**PROBLEM TO WORK ON:**
An image-free, exact copy of the records below is required.

━━ INPUT RECORDS

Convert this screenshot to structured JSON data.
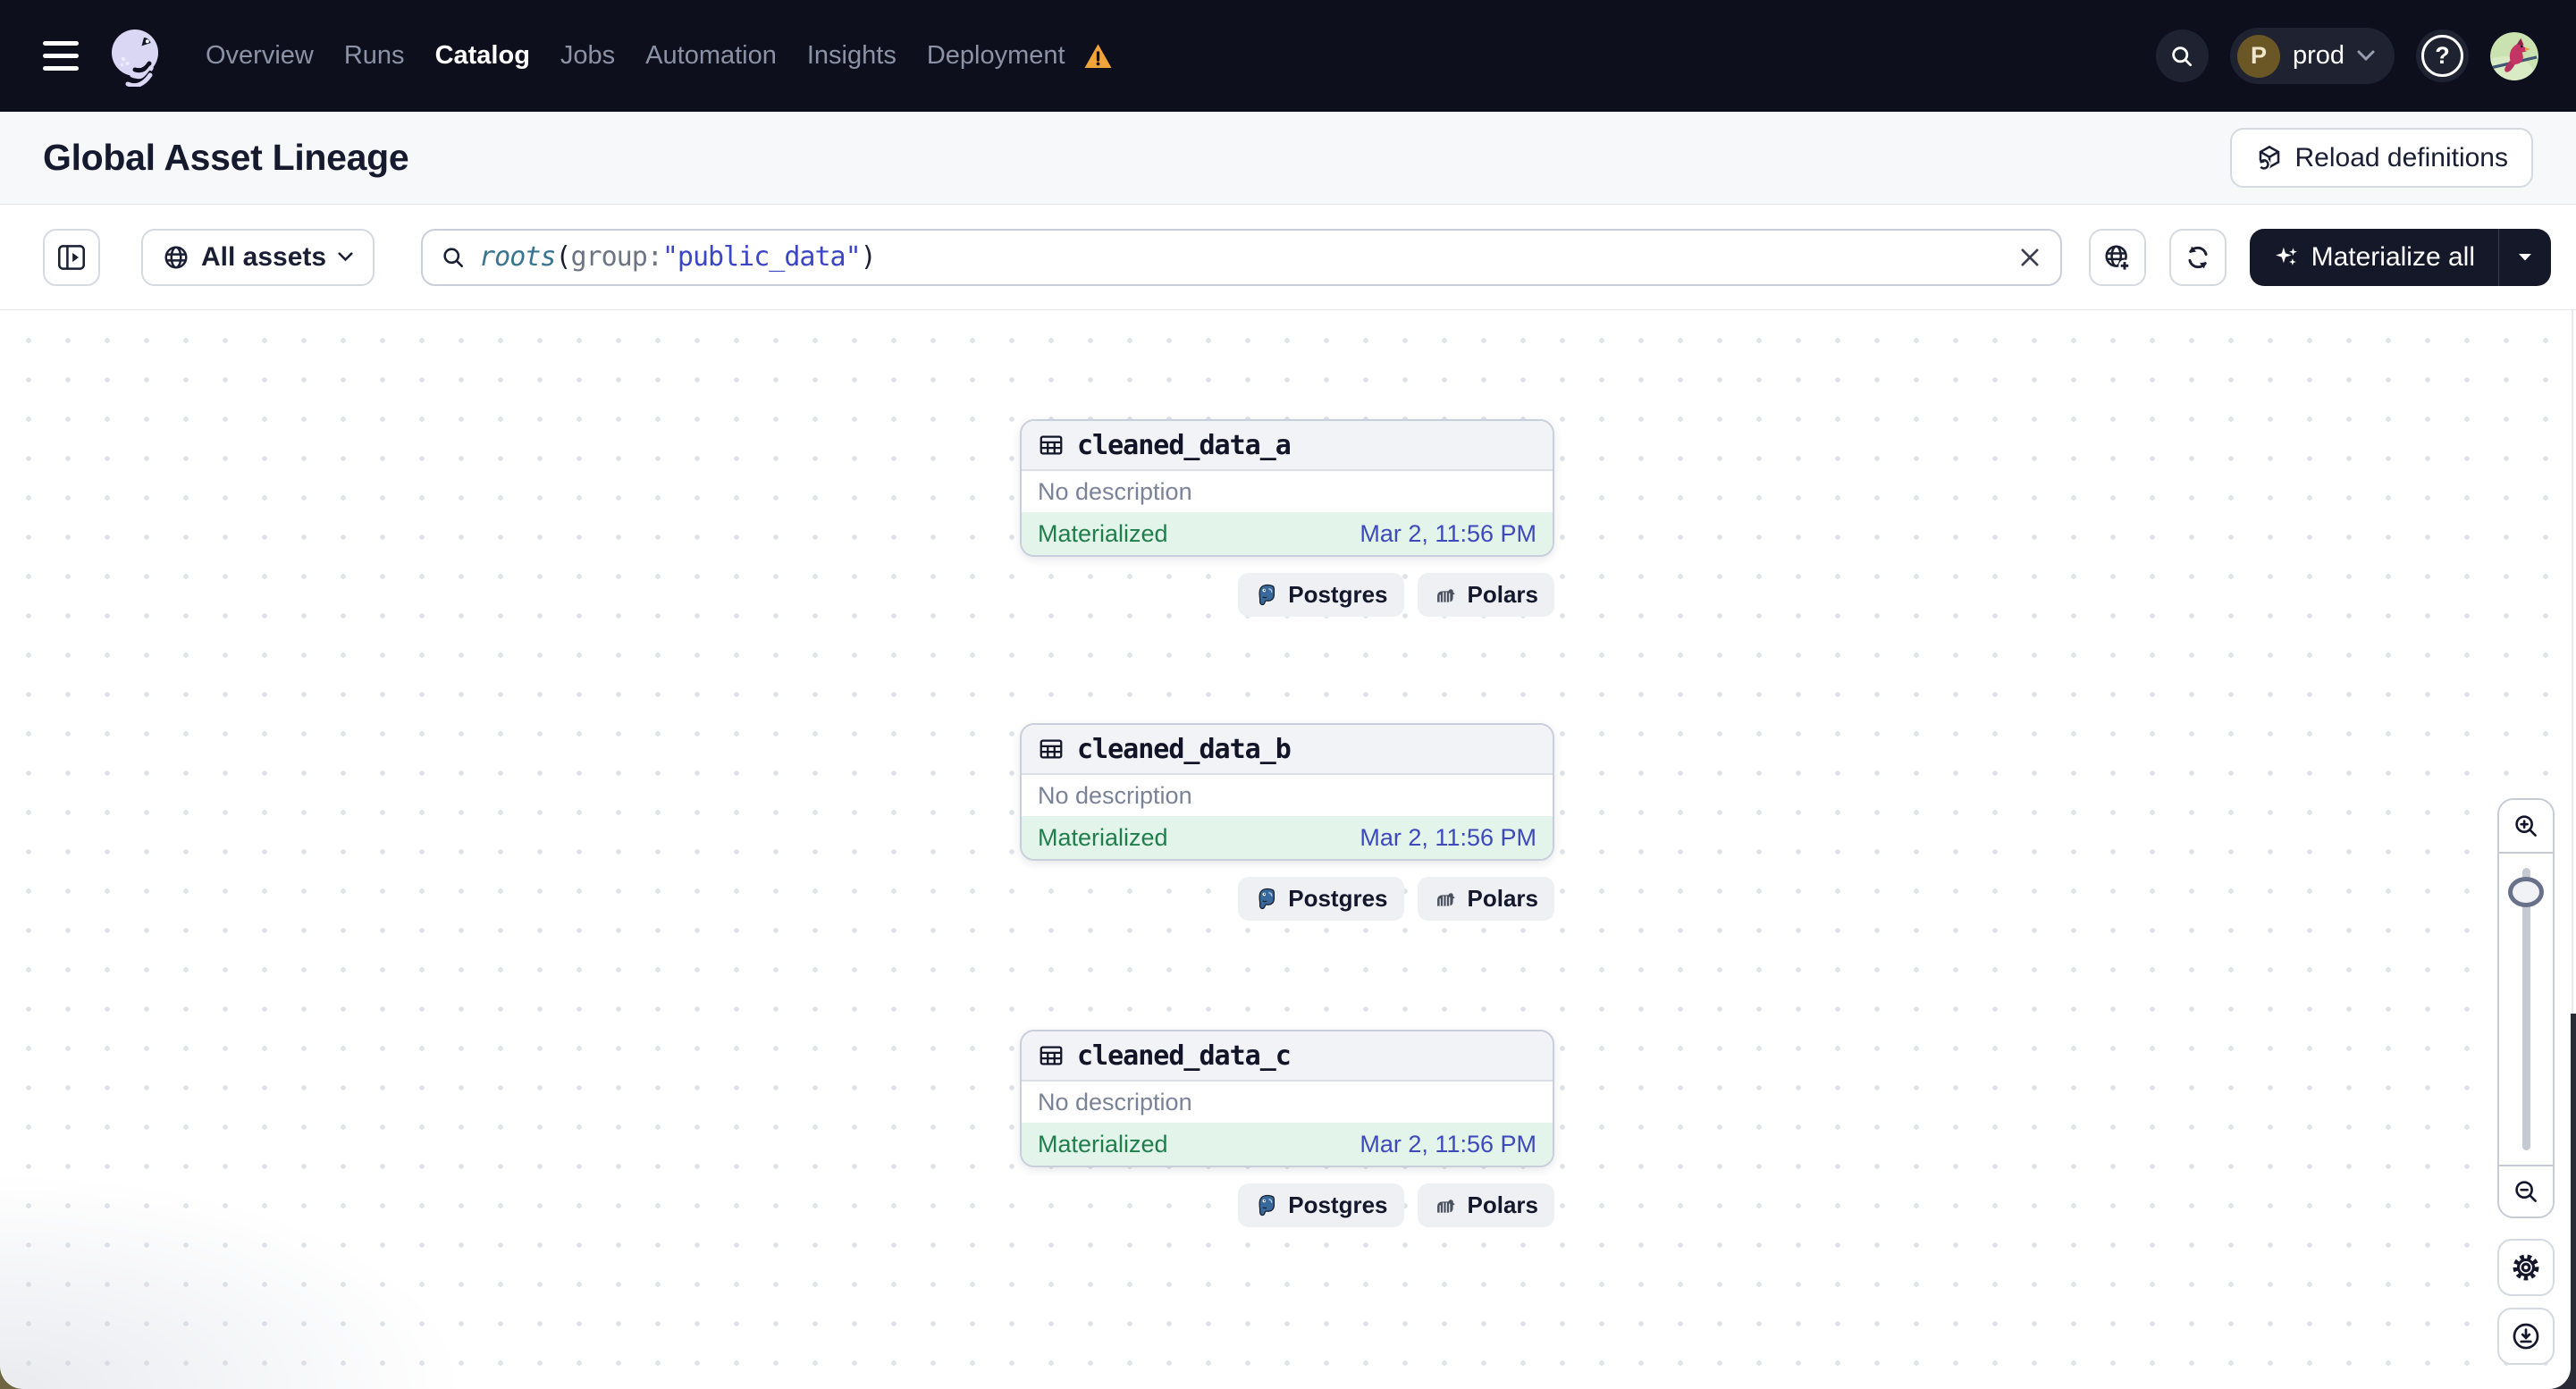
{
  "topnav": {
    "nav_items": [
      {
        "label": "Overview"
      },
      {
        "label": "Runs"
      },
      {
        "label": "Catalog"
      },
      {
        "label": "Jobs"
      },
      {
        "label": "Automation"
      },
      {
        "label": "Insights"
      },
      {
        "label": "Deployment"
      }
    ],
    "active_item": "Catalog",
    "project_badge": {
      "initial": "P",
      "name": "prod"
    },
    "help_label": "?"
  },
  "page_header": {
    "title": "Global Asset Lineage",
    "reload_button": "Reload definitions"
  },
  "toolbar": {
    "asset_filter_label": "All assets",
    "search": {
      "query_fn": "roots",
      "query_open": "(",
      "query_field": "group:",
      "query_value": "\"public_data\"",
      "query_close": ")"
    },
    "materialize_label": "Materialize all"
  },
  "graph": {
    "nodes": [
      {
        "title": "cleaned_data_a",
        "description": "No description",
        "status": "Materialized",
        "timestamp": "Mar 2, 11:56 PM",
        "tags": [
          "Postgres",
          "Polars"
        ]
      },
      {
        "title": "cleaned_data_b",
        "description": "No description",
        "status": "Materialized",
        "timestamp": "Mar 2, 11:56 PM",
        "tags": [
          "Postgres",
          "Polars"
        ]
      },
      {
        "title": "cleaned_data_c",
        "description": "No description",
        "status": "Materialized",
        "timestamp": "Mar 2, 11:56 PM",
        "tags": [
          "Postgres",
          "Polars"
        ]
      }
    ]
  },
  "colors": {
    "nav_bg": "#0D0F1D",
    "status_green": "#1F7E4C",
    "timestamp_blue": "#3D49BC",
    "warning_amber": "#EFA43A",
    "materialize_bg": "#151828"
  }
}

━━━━

**YOUR SOLUTION:**
Convert this screenshot to structured JSON data.
{
  "topnav": {
    "nav_items": [
      {
        "label": "Overview"
      },
      {
        "label": "Runs"
      },
      {
        "label": "Catalog"
      },
      {
        "label": "Jobs"
      },
      {
        "label": "Automation"
      },
      {
        "label": "Insights"
      },
      {
        "label": "Deployment"
      }
    ],
    "active_item": "Catalog",
    "project_badge": {
      "initial": "P",
      "name": "prod"
    },
    "help_label": "?"
  },
  "page_header": {
    "title": "Global Asset Lineage",
    "reload_button": "Reload definitions"
  },
  "toolbar": {
    "asset_filter_label": "All assets",
    "search": {
      "query_fn": "roots",
      "query_open": "(",
      "query_field": "group:",
      "query_value": "\"public_data\"",
      "query_close": ")"
    },
    "materialize_label": "Materialize all"
  },
  "graph": {
    "nodes": [
      {
        "title": "cleaned_data_a",
        "description": "No description",
        "status": "Materialized",
        "timestamp": "Mar 2, 11:56 PM",
        "tags": [
          "Postgres",
          "Polars"
        ]
      },
      {
        "title": "cleaned_data_b",
        "description": "No description",
        "status": "Materialized",
        "timestamp": "Mar 2, 11:56 PM",
        "tags": [
          "Postgres",
          "Polars"
        ]
      },
      {
        "title": "cleaned_data_c",
        "description": "No description",
        "status": "Materialized",
        "timestamp": "Mar 2, 11:56 PM",
        "tags": [
          "Postgres",
          "Polars"
        ]
      }
    ]
  },
  "colors": {
    "nav_bg": "#0D0F1D",
    "status_green": "#1F7E4C",
    "timestamp_blue": "#3D49BC",
    "warning_amber": "#EFA43A",
    "materialize_bg": "#151828"
  }
}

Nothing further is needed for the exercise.